On the 10th pitch of a ninth inning at-bat on a nasty-cold night with the smallest crowd in Safeco Field history mostly gone, Luis Rodriguez singled home two runs for the most improbable victory of the Seattle Mariners' season.
Granted, it’s only 10 games old, but the Mariners trailed the Toronto Blue Jays by seven runs Monday, then scored eight runs in the final three innings for an 8-7 victory.
That it came in a game when Felix Hernandez got roughed up may have made it all the more implausible.
Their ace didn’t have his best stuff or a lot of support while pitching the first six innings. The Mariners played the kind of baseball that had seen them start the season 2-7, and saw them draw 13,056 to the park Monday.
Still, Michael Saunders opened the ninth inning with a double, was bunted to third base and dangled there as the potential tying run. Pinch-hitter Adam Kennedy grounded out. Ichiro Suzuki was intentionally walked – and stole second base.
And Rodriguez, in the game only because Chone Figgins bruised a thumb in the third inning, hammered a pitch from reliever Shawn Camp deep into the right-center field alley.
"I had to swing at everything, anything close to the plate," Rodriguez said. "I got my pitch and hit it."
Two runs scored, and the Mariners exploded from their dugout in celebration.

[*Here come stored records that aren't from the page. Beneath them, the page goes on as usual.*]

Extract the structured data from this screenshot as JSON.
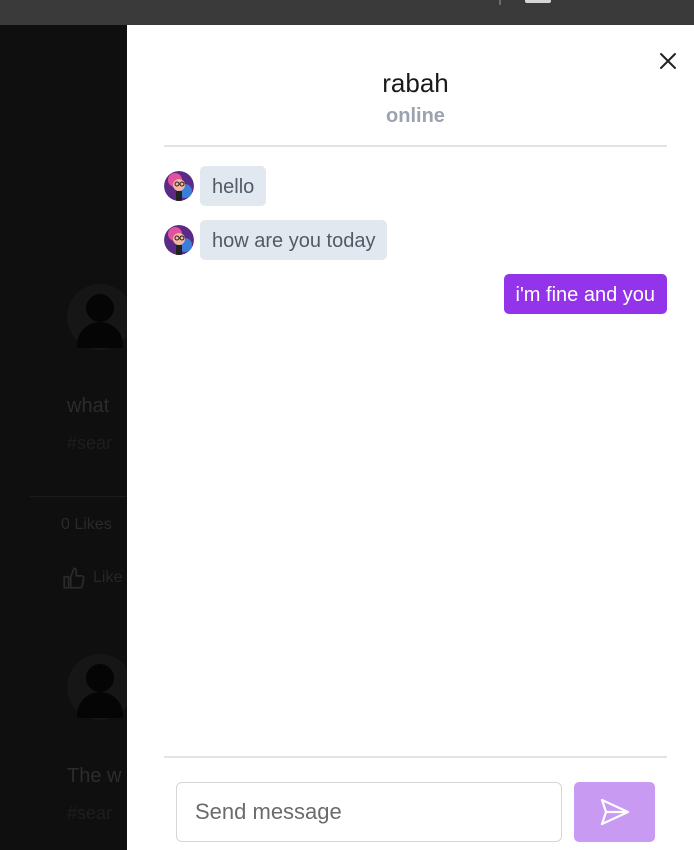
{
  "background_page": {
    "posts": [
      {
        "text": "what",
        "tag": "#sear",
        "likes": "0 Likes",
        "like_label": "Like"
      },
      {
        "text": "The w",
        "tag": "#sear"
      }
    ]
  },
  "chat": {
    "contact_name": "rabah",
    "contact_status": "online",
    "messages": [
      {
        "direction": "incoming",
        "text": "hello"
      },
      {
        "direction": "incoming",
        "text": "how are you today"
      },
      {
        "direction": "outgoing",
        "text": "i'm fine and you"
      }
    ],
    "input": {
      "value": "",
      "placeholder": "Send message"
    }
  },
  "colors": {
    "incoming_bubble": "#e2e8f0",
    "outgoing_bubble": "#9333ea",
    "send_button": "#c99af2",
    "status_text": "#9ca3af"
  },
  "icons": {
    "close": "close-icon",
    "send": "send-icon",
    "avatar": "avatar-icon"
  }
}
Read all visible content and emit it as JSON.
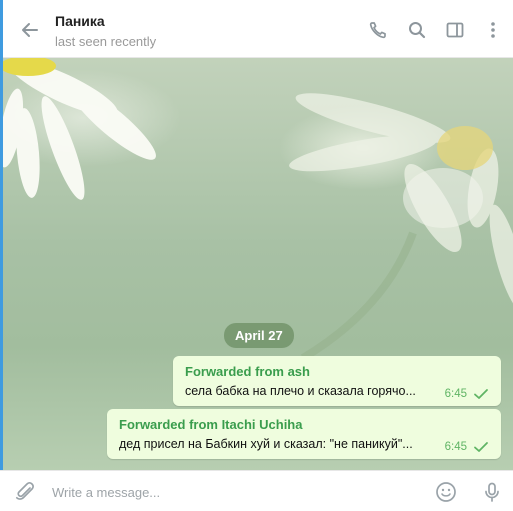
{
  "header": {
    "title": "Паника",
    "subtitle": "last seen recently"
  },
  "chat": {
    "date_label": "April 27",
    "messages": [
      {
        "forwarded_from": "Forwarded from ash",
        "text": "села бабка на плечо и сказала горячо...",
        "time": "6:45",
        "status": "sent"
      },
      {
        "forwarded_from": "Forwarded from Itachi Uchiha",
        "text": "дед присел на Бабкин хуй и сказал: \"не паникуй\"...",
        "time": "6:45",
        "status": "sent"
      }
    ]
  },
  "composer": {
    "placeholder": "Write a message...",
    "value": ""
  },
  "icons": {
    "back": "arrow-left-icon",
    "call": "phone-icon",
    "search": "search-icon",
    "sidebar": "sidebar-toggle-icon",
    "more": "more-vertical-icon",
    "attach": "paperclip-icon",
    "emoji": "emoji-icon",
    "voice": "microphone-icon",
    "read": "check-icon"
  },
  "colors": {
    "accent": "#3f9be0",
    "bubble_bg": "#effdde",
    "forward_name": "#3a9d4d",
    "time": "#5fb464",
    "icon_gray": "#8d969c"
  }
}
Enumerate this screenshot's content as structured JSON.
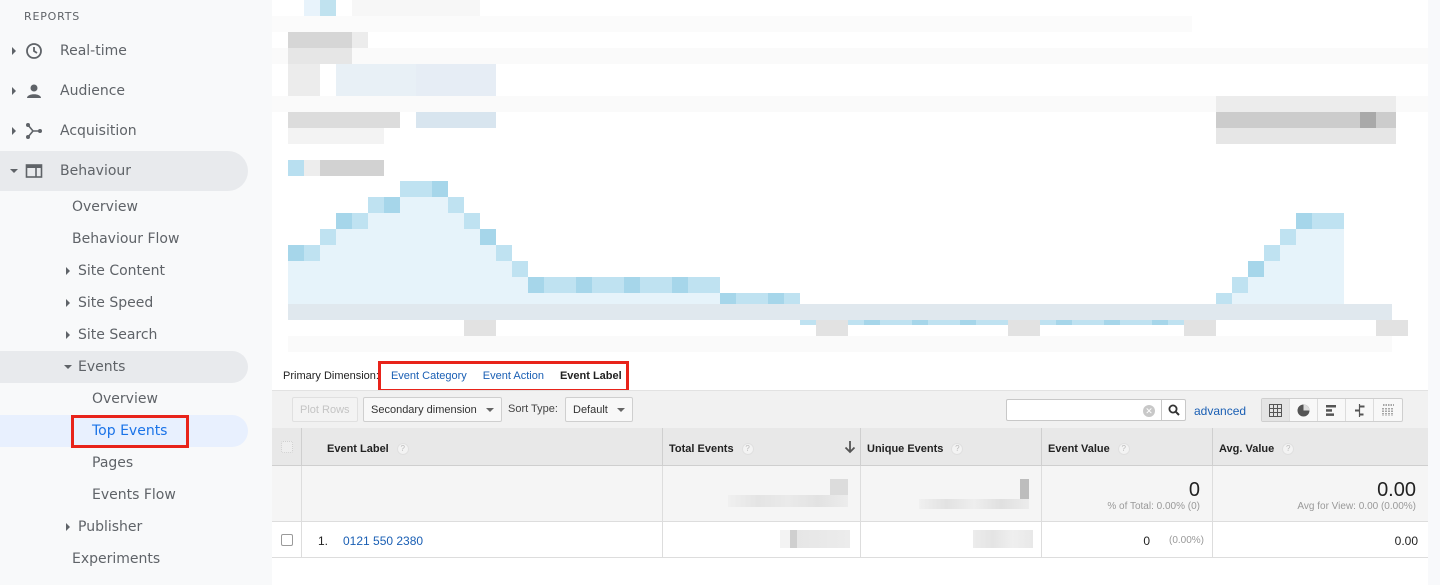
{
  "sidebar": {
    "heading": "REPORTS",
    "items": [
      {
        "label": "Real-time",
        "icon": "clock-icon",
        "expanded": false
      },
      {
        "label": "Audience",
        "icon": "person-icon",
        "expanded": false
      },
      {
        "label": "Acquisition",
        "icon": "acquisition-icon",
        "expanded": false
      },
      {
        "label": "Behaviour",
        "icon": "behaviour-icon",
        "expanded": true
      }
    ],
    "behaviour_children": {
      "overview": "Overview",
      "behaviour_flow": "Behaviour Flow",
      "site_content": "Site Content",
      "site_speed": "Site Speed",
      "site_search": "Site Search",
      "events": "Events",
      "events_children": {
        "overview": "Overview",
        "top_events": "Top Events",
        "pages": "Pages",
        "events_flow": "Events Flow"
      },
      "publisher": "Publisher",
      "experiments": "Experiments"
    },
    "selected": "Top Events"
  },
  "dimensions": {
    "label": "Primary Dimension:",
    "options": [
      "Event Category",
      "Event Action",
      "Event Label"
    ],
    "current": "Event Label"
  },
  "toolbar": {
    "plot_rows": "Plot Rows",
    "secondary_dimension": "Secondary dimension",
    "sort_type_label": "Sort Type:",
    "sort_type_value": "Default",
    "search_value": "",
    "search_placeholder": "",
    "advanced": "advanced",
    "views": [
      "table-view",
      "pie-view",
      "performance-view",
      "comparison-view",
      "pivot-view"
    ],
    "active_view": "table-view"
  },
  "table": {
    "headers": {
      "label": "Event Label",
      "total_events": "Total Events",
      "unique_events": "Unique Events",
      "event_value": "Event Value",
      "avg_value": "Avg. Value"
    },
    "sorted_by": "Total Events",
    "sort_direction": "descending",
    "totals": {
      "total_events": "(obscured)",
      "unique_events": "(obscured)",
      "event_value": "0",
      "event_value_sub": "% of Total: 0.00% (0)",
      "avg_value": "0.00",
      "avg_value_sub": "Avg for View: 0.00 (0.00%)"
    },
    "rows": [
      {
        "index": "1.",
        "label": "0121 550 2380",
        "total_events": "(obscured)",
        "unique_events": "(obscured)",
        "event_value": "0",
        "event_value_pct": "(0.00%)",
        "avg_value": "0.00"
      }
    ]
  },
  "colors": {
    "accent_blue": "#1a73e8",
    "link_blue": "#1a5fb4",
    "highlight_red": "#e8231a",
    "chart_line": "#a8d8ec",
    "chart_fill": "#e6f3fa"
  }
}
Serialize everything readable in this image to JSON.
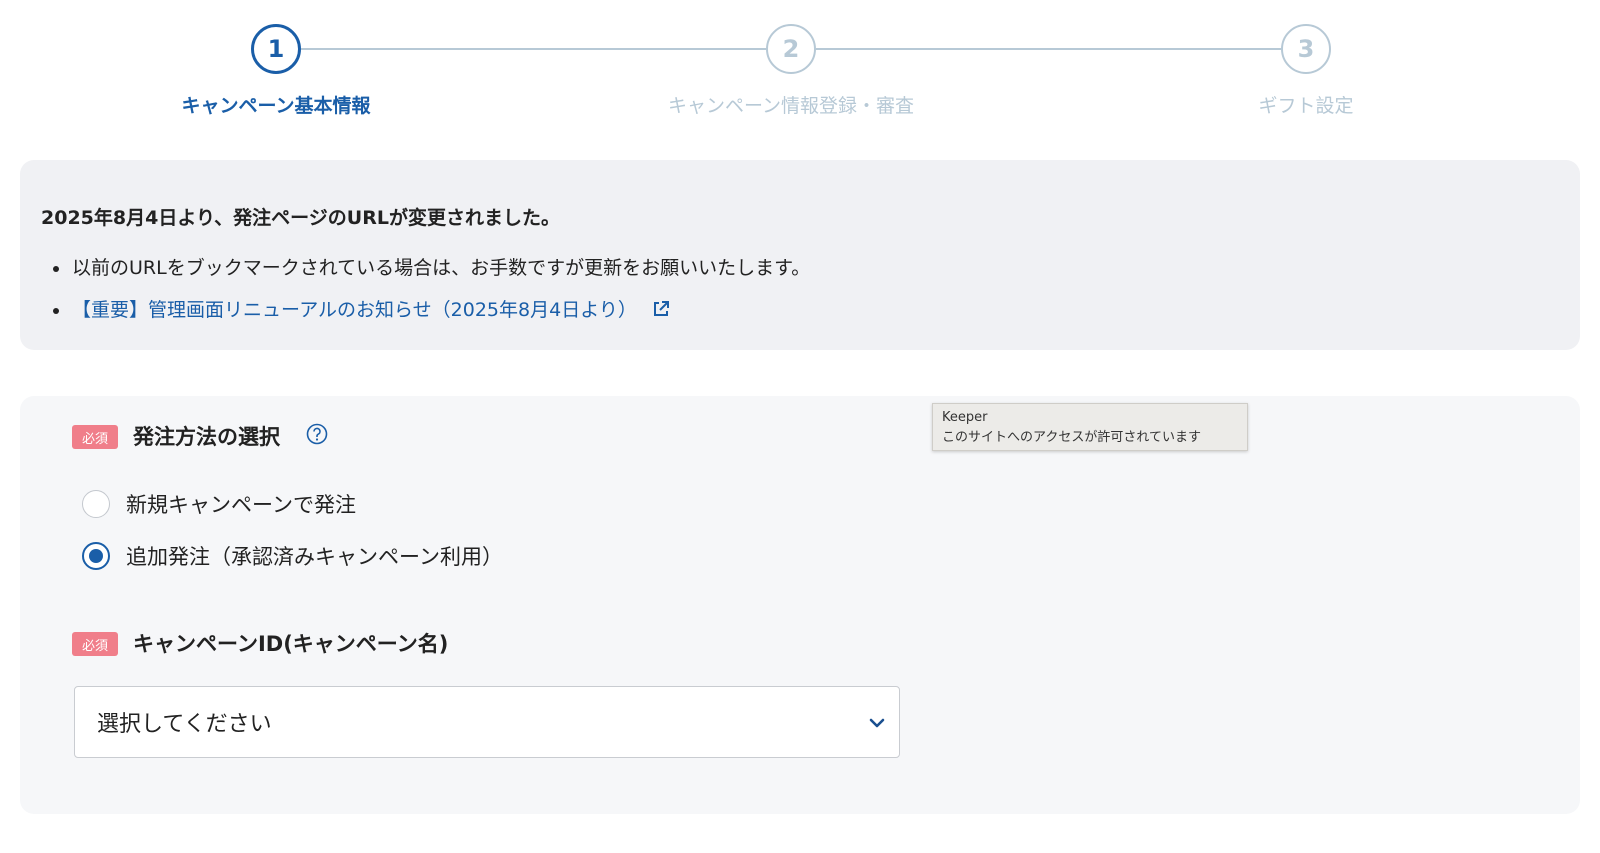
{
  "stepper": {
    "steps": [
      {
        "number": "1",
        "label": "キャンペーン基本情報",
        "active": true
      },
      {
        "number": "2",
        "label": "キャンペーン情報登録・審査",
        "active": false
      },
      {
        "number": "3",
        "label": "ギフト設定",
        "active": false
      }
    ]
  },
  "notice": {
    "title": "2025年8月4日より、発注ページのURLが変更されました。",
    "items": [
      "以前のURLをブックマークされている場合は、お手数ですが更新をお願いいたします。"
    ],
    "link_text": "【重要】管理画面リニューアルのお知らせ（2025年8月4日より）"
  },
  "form": {
    "order_method": {
      "badge": "必須",
      "label": "発注方法の選択",
      "options": [
        {
          "label": "新規キャンペーンで発注",
          "checked": false
        },
        {
          "label": "追加発注（承認済みキャンペーン利用）",
          "checked": true
        }
      ]
    },
    "campaign_id": {
      "badge": "必須",
      "label": "キャンペーンID(キャンペーン名)",
      "select_value": "選択してください"
    }
  },
  "tooltip": {
    "title": "Keeper",
    "text": "このサイトへのアクセスが許可されています"
  },
  "colors": {
    "primary": "#1a5ea8",
    "inactive": "#b7c9d6",
    "required_badge": "#f07e8a",
    "notice_bg": "#f0f1f4"
  }
}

“Camp should never have gotten out there," Blue Jays reliever Mark Rzepczynski said. "We should have got those guys out. It was one of those innings that every thing that could go wrong did go wrong."
Most of the night, the Mariners had made mistakes that put them in a hole no one figured they’d get out of.
With Seattle down just 1-0 and Jose Bautista at first base in the third inning, the Mariners had the kind of what-in-the-world-are-they-doing-now? effort that triggered a two-run Blue Jays flurry.
Bautista broke for second base, and catcher Miguel Olivo’s throw had him beat, so he turned back to first. Jack Wilson took the throw, ran toward first and flipped the ball to Justin Smoak, who ran Bautista back toward second base.
At this point, television replays showed, shortstop Brendan Ryan was somewhere between shallow center field and whatever the rest of the infield was doing. When he got back near second, he took the throw, slapped at the runner, fell down and dropped the ball.
The ruling? Stolen base.
The inning went south from there, ending with the Mariners behind, 3-0. When Felix wild-pitched a run home in the two-run fourth, the flag was up.
Winning would have required eight runs, and the Mariners hadn’t scored that many in a game this year.
During a seven-game losing streak, Seattle had scored 18 runs. If they’d lost this one, the Mariners would have awakened today seven games out of first place in the American League West.
When the season began, manager Eric Wedge said the team might get worse before it got better, but it would get better. For one thing, he and his staff were going to see just what they had – and what they didn’t – and let the team evolve.
They’re learning. And evolution is inching along.
By the time the Mariners scored, on Milton Bradley’s home run in the seventh inning, most of that intimate crowd and the game were gone.
Still, any number of tough at-bats had run up the pitch count for Blue Jays starter Jesse Litsch, who departed after five innings and 111 pitches. When Toronto had to get four innings from its bullpen, it came up one-third of an inning short.
"A tough night on the mound," Blue Jays manager John Farrell said. "Anytime you walk 11 guys and still be in the game. Things obviously had to go right for us in the first part of it, but we simply lost the strike zone, to say the least."
The comeback included three bases-loaded walks in the eighth inning, when the M’s cut their deficit to 7-6.
Before long, the team will be getting veterans Franklin Gutierrez and David Aardsma back, which will give the bullpen more depth and the defense of a legitimate center fielder.
Tough decisions. Bradley is the starting left fielder, and though he has no future in Seattle beyond 2011, he singled, homered and walked with the bases loaded in the win and has played well.
Saunders, who needs a place to play regularly, had two hits, a walk and a stolen base Monday. He is showing signs that he may be the player the team once was certain he’d be.
If Gutierrez was healthy today, where would Saunders be – Tacoma?
That’s one of the calls Wedge and the team will have to make in the coming weeks, and they’ll need more games like this to get their fan base believing it’s worthwhile coming to the park again.
"We really broke through there in the eighth inning," manager Eric Wedge said. "(Michael) Saunders got the big hit to lead things off after that in the ninth. You can't say enough about that at-bat that Luis Rodriguez had. Nine of 10 pitches with the game on the line right there, fighting through it, fouling some pitches off and ultimately came through and you love to see that. It was a good win for us."
The Associated Press contributed to this report